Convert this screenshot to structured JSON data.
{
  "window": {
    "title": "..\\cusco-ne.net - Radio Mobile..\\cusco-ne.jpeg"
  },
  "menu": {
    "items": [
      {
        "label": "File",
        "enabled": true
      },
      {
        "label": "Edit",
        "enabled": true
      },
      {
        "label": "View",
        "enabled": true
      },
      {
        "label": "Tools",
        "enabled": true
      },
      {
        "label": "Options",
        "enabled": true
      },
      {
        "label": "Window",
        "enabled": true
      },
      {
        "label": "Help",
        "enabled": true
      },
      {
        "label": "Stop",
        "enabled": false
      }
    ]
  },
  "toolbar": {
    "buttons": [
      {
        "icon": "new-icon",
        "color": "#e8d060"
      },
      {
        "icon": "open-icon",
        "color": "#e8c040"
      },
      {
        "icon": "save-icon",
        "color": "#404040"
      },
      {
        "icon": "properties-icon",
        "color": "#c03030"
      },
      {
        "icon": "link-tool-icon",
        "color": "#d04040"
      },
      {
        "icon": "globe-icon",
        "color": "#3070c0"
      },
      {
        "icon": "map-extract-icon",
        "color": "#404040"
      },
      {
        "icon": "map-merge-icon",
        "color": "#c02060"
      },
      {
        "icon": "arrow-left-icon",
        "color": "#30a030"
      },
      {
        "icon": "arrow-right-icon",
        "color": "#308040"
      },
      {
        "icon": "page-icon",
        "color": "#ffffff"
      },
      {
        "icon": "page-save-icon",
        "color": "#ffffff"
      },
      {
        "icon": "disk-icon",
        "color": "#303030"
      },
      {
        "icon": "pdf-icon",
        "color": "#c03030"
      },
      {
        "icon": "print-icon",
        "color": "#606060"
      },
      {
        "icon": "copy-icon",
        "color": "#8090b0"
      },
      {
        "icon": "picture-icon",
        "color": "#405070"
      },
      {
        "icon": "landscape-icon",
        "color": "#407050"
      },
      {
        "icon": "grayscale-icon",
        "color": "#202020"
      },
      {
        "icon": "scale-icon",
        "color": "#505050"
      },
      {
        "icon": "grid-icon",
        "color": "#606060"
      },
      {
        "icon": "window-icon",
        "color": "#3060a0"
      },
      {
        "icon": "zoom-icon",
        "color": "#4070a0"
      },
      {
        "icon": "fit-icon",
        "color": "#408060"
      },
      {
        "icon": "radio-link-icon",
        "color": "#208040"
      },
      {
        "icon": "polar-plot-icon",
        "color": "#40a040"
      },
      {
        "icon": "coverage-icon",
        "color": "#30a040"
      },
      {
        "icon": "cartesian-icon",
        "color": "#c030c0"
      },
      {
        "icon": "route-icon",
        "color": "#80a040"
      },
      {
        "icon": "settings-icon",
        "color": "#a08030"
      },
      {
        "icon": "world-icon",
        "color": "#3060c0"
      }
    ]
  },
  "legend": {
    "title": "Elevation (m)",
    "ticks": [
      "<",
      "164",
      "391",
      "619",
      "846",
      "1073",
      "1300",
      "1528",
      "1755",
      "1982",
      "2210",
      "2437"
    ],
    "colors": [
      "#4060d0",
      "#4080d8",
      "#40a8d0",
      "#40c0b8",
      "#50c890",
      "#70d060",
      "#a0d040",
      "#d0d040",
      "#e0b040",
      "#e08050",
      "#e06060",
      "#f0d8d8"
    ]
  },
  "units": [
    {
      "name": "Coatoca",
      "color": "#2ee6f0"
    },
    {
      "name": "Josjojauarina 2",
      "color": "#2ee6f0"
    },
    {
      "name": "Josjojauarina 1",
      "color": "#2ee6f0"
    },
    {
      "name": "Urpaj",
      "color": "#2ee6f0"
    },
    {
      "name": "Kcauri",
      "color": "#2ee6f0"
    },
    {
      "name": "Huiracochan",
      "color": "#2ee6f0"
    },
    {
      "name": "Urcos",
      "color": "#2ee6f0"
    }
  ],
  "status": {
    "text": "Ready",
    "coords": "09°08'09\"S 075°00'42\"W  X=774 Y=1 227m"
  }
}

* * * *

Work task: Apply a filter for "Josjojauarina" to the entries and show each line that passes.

Output of the exercise:
      "name": "Josjojauarina 2",
      "name": "Josjojauarina 1",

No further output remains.